MUNICH (AP) -- An attorney asked a court to suspend John Demjanjuk's trial on Nazi war crimes charges Wednesday after presenting judges with an Associated Press story that uncovered documents showing the FBI believed a key piece of evidence was fake.
A newly declassified FBI field office report from 1985 casts doubt on the authenticity of a Nazi ID card showing that Demjanjuk served as a guard at the Sobibor death camp.
Defense attorney Ulrich Busch gave AP’s story from Tuesday to the judges as the trial resumed, saying he needed more time to investigate whether more such material could be found.
Busch said he needed the trial to be postponed so that he could go to the U.S. himself to look through Demjanjuk material held at the National Archives in Maryland, where the AP found the report.
The story shows “prosecutors did not introduce all the possibly exculpatory evidence from the United States here,” Busch told the court. The judges made no immediate ruling on the request.
Ukrainian-born Demjanjuk, a 90-year-old retired Clevelandautoworker, is accused of 28,060 counts of accessory to murder on allegations he served as a guard at Sobibor. Demjanjuk rejects the charges.
Claims that the card and other evidence against Demjanjuk are Soviet forgeries have repeatedly been made by Demjanjuk’s defense attorneys. But the FBI report provides the first known confirmation that American investigators had similar doubts.
Prosecutor Hans-Joachim Lutz told the court, however, that at the time of the FBI report the identity card had not been turned over to Western investigators, but that it has subsequently been examined by several experts, all of whom have declared it to be genuine.
He said that after the AP story the U.S. Justice Department contacted him saying that he had been shown the FBI report as part of two discs of scanned confidential documents that were made available at the U.S. Consulate in Munich.
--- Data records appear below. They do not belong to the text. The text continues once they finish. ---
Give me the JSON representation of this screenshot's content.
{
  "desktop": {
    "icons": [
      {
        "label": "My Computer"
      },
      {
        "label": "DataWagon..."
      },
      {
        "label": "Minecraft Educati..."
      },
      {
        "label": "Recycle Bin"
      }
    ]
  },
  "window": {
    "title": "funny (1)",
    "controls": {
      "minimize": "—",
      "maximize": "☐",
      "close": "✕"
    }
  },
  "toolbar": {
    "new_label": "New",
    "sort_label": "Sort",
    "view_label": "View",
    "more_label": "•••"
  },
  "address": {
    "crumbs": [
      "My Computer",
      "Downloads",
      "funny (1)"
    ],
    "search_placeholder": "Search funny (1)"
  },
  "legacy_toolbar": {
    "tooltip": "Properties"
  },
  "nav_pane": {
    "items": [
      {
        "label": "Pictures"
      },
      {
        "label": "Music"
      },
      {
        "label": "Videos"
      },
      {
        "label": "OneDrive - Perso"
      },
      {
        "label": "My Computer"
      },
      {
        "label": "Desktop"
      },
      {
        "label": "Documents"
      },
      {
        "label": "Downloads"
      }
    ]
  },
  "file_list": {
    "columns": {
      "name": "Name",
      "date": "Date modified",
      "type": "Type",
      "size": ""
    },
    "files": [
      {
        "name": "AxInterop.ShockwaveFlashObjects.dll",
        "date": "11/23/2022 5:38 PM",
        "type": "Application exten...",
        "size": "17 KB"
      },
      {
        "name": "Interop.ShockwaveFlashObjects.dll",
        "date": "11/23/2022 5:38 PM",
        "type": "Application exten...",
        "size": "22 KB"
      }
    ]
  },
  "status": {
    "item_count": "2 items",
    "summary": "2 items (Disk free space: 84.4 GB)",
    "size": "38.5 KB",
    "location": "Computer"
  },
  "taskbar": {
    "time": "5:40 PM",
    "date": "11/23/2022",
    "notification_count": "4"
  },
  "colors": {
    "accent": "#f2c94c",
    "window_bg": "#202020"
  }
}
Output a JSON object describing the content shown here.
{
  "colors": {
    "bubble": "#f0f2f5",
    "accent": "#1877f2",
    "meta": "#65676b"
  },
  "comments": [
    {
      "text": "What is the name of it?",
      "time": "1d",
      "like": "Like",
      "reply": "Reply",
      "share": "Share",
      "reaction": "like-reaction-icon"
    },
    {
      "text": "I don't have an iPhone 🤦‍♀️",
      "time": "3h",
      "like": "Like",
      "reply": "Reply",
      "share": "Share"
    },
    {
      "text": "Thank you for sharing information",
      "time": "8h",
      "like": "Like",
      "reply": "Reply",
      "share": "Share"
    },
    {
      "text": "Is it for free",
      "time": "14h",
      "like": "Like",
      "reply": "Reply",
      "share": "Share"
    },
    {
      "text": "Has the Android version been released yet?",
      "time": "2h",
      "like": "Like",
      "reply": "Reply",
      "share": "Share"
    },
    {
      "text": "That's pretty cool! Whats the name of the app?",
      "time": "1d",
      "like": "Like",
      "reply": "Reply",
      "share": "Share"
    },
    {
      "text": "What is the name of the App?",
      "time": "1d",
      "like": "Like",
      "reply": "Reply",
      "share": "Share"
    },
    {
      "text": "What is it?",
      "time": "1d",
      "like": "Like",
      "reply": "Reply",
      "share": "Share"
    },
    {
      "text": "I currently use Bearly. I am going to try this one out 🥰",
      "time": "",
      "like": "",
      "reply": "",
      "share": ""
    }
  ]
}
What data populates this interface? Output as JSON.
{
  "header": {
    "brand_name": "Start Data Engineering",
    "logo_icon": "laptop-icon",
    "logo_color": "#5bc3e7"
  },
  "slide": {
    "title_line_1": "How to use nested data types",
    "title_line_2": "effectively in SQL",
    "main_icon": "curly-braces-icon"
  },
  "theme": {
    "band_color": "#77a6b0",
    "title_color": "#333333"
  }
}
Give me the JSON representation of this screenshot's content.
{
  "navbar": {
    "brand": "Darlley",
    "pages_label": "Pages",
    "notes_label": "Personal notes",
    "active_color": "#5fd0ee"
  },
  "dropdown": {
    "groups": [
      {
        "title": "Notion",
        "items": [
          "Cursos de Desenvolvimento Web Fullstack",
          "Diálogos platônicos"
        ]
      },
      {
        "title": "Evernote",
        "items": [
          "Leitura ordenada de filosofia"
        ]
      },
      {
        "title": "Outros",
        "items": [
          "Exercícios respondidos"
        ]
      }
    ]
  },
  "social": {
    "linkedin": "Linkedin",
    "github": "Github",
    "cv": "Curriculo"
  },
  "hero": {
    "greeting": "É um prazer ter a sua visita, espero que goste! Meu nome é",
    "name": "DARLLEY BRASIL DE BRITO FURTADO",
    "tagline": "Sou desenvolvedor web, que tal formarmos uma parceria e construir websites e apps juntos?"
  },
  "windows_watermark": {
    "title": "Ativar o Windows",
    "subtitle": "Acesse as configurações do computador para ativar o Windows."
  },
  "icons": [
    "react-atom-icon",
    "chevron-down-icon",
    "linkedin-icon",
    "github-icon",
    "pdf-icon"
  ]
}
Still, he told the judges he did not recall ever having seen the report before but did not consider it important to the case.
Closing arguments were under way in the trial, which began in November 2009, and a verdict is expected next month.